Philo, C. and Parr, H. (2020) Muddying the therapeutic geographies of mental healthcare: Carescapes of psychiatric transition in the Scottish Highlands. In: Munoz, S.-A. and Bain, S. F. (eds.) Mental Health and Wellbeing in Rural Regions: International Perspectives. Series: Routledge Advances in Regional Economics, Science and Policy. Routledge: London, pp. 40-56. ISBN 9780367544867

Full text not currently available from Enlighten.

Publisher's URL:

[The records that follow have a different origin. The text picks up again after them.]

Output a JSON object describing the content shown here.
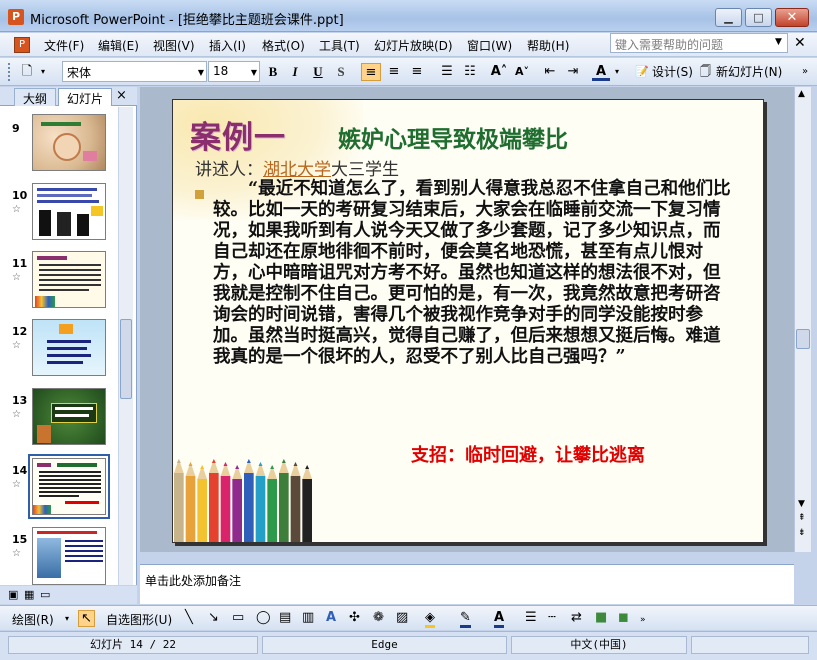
{
  "window": {
    "title": "Microsoft PowerPoint - [拒绝攀比主题班会课件.ppt]",
    "app_icon_glyph": "P"
  },
  "menu": {
    "items": [
      "文件(F)",
      "编辑(E)",
      "视图(V)",
      "插入(I)",
      "格式(O)",
      "工具(T)",
      "幻灯片放映(D)",
      "窗口(W)",
      "帮助(H)"
    ],
    "help_placeholder": "键入需要帮助的问题"
  },
  "toolbar": {
    "font": "宋体",
    "size": "18",
    "bold": "B",
    "italic": "I",
    "underline": "U",
    "shadow": "S",
    "design_label": "设计(S)",
    "new_slide_label": "新幻灯片(N)"
  },
  "panel": {
    "tab_outline": "大纲",
    "tab_slides": "幻灯片",
    "close": "×",
    "slides": [
      {
        "num": "9",
        "star": ""
      },
      {
        "num": "10",
        "star": "☆"
      },
      {
        "num": "11",
        "star": "☆"
      },
      {
        "num": "12",
        "star": "☆"
      },
      {
        "num": "13",
        "star": "☆"
      },
      {
        "num": "14",
        "star": "☆"
      },
      {
        "num": "15",
        "star": "☆"
      }
    ]
  },
  "slide": {
    "case_title": "案例一",
    "main_title": "嫉妒心理导致极端攀比",
    "presenter_prefix": "讲述人：",
    "presenter_link": "湖北大学",
    "presenter_suffix": "大三学生",
    "body": "“最近不知道怎么了，看到别人得意我总忍不住拿自己和他们比较。比如一天的考研复习结束后，大家会在临睡前交流一下复习情况，如果我听到有人说今天又做了多少套题，记了多少知识点，而自己却还在原地徘徊不前时，便会莫名地恐慌，甚至有点儿恨对方，心中暗暗诅咒对方考不好。虽然也知道这样的想法很不对，但我就是控制不住自己。更可怕的是，有一次，我竟然故意把考研咨询会的时间说错，害得几个被我视作竞争对手的同学没能按时参加。虽然当时挺高兴，觉得自己赚了，但后来想想又挺后悔。难道我真的是一个很坏的人，忍受不了别人比自己强吗？”",
    "strategy": "支招：临时回避，让攀比逃离",
    "pencil_colors": [
      "#c8b48a",
      "#e8a23a",
      "#f2c230",
      "#e4412e",
      "#d9236b",
      "#8e2b8c",
      "#2f5fb8",
      "#24a0c8",
      "#2c9a4a",
      "#3d7f3a",
      "#5b4a3a",
      "#222222"
    ]
  },
  "notes": {
    "placeholder": "单击此处添加备注"
  },
  "drawbar": {
    "draw_label": "绘图(R)",
    "autoshape_label": "自选图形(U)"
  },
  "status": {
    "slide_pos": "幻灯片 14 / 22",
    "template": "Edge",
    "language": "中文(中国)"
  }
}
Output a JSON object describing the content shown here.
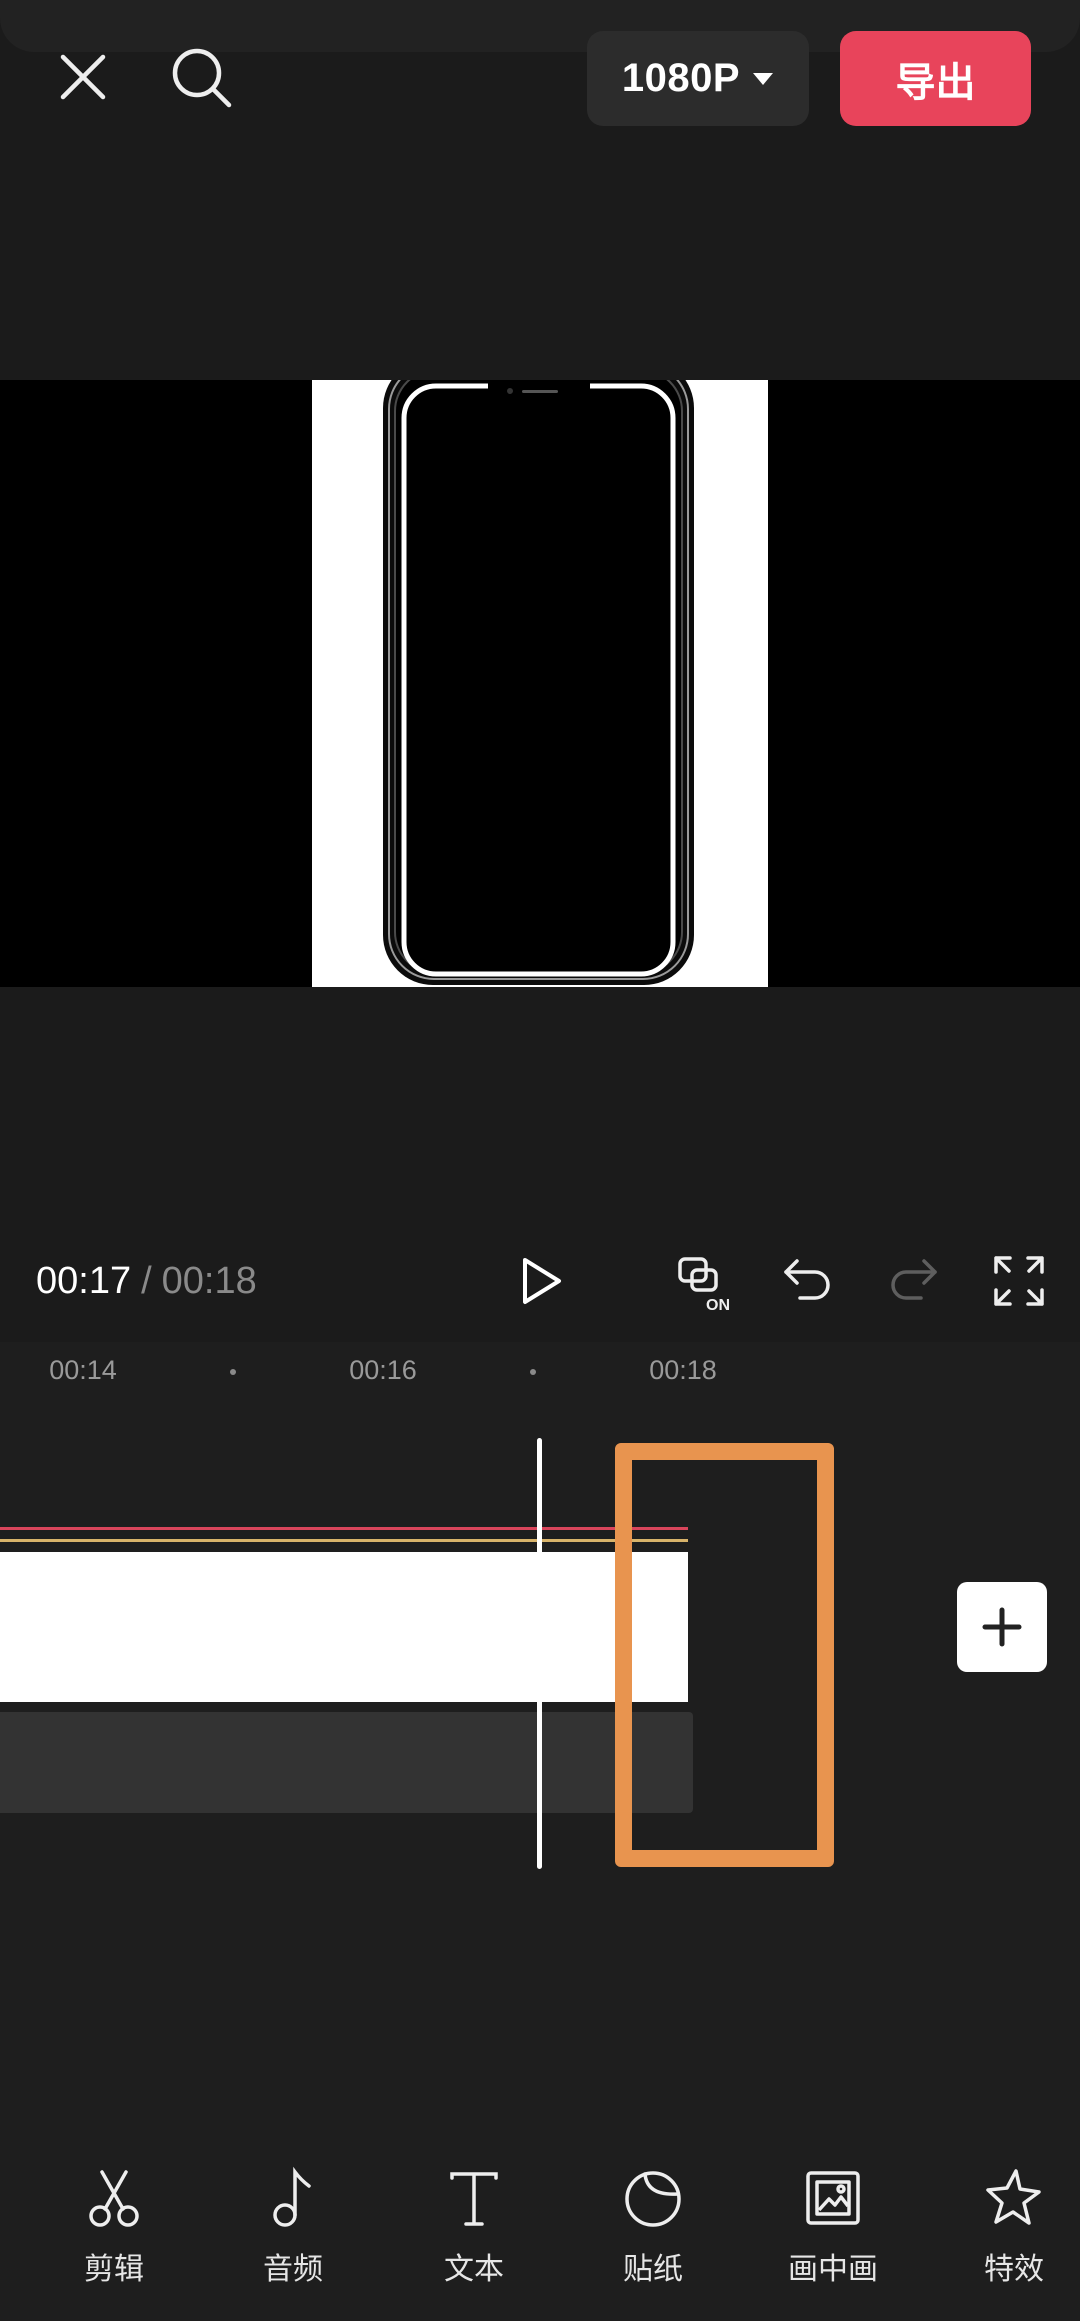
{
  "header": {
    "quality_label": "1080P",
    "export_label": "导出",
    "icons": {
      "close": "close-icon",
      "search": "search-icon",
      "dropdown": "caret-down-icon"
    }
  },
  "player": {
    "current_time": "00:17",
    "separator": "/",
    "total_time": "00:18",
    "keyframe_badge": "ON",
    "icons": [
      "play-icon",
      "keyframe-on-icon",
      "undo-icon",
      "redo-icon",
      "fullscreen-icon"
    ]
  },
  "timeline": {
    "ruler": [
      {
        "label": "00:14"
      },
      {
        "label": "00:16"
      },
      {
        "label": "00:18"
      }
    ],
    "add_clip_icon": "plus-icon"
  },
  "toolbar": {
    "items": [
      {
        "label": "剪辑",
        "icon": "scissors-icon"
      },
      {
        "label": "音频",
        "icon": "music-note-icon"
      },
      {
        "label": "文本",
        "icon": "text-icon"
      },
      {
        "label": "贴纸",
        "icon": "sticker-icon"
      },
      {
        "label": "画中画",
        "icon": "picture-in-picture-icon"
      },
      {
        "label": "特效",
        "icon": "effects-star-icon"
      }
    ]
  },
  "colors": {
    "background": "#1b1b1b",
    "export_button": "#e8445b",
    "selection_outline": "#e8944f",
    "track_red_line": "#d9455b",
    "track_yellow_line": "#d8b36a"
  }
}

We are then introduced in Chapter 3, by Philo and Parr, to the topic of inpatient facilities in rural areas. This chapter picks up the topic alluded to in Chapter 1, of links between rural mental health and land, landscape and environment. Philo and Parr’s chapter presents a detailed case study of “Old Craigs” and “New Craigs” in Inverness (Scotland) – the “old” Inverness District Lunatic Asylum (closed in the early 2000s) and the New Craigs inpatient hospital built in land adjacent to the old asylum site. Through consideration of this case study, the authors show how various writers and therapists have proclaimed the importance of “natural” (rural, scenic, countryside) settings as conducive to the recovery of mental wellness for people enduring periods of mental ill health. Such proclamations have a deep historical lineage that is explored in this chapter. Philo and Parr demonstrate that there is much merit in reconsidering what kinds of “therapeutic landscapes” were being created and how they have since been experienced by patients resident in such institutions. They also demonstrate the need to consider whether more modern versions of therapeutic landscapes designed for mental health inpatients, associated with updated discourses about model psychiatric facilities, are necessarily improvements on what went before. The authors argue that a thoroughly “muddied” therapeutic landscape in the grounds of the Old Craigs, organically blended into its rural surroundings over many years, may have now been lost, replaced by a new facility largely devoid of grounds or connections into real earth. These themes are developed as a fresh perspective for work on the rural geographies of mental healthcare, with relevance to both facilities and individual bodies and psychologies.

Item Type:Book Sections
Glasgow Author(s) Enlighten ID:Parr, Professor Hester and Philo, Professor Christopher
Authors: Philo, C., and Parr, H.
College/School:College of Science and Engineering > School of Geographical and Earth Sciences

University Staff: Request a correction | Enlighten Editors: Update this record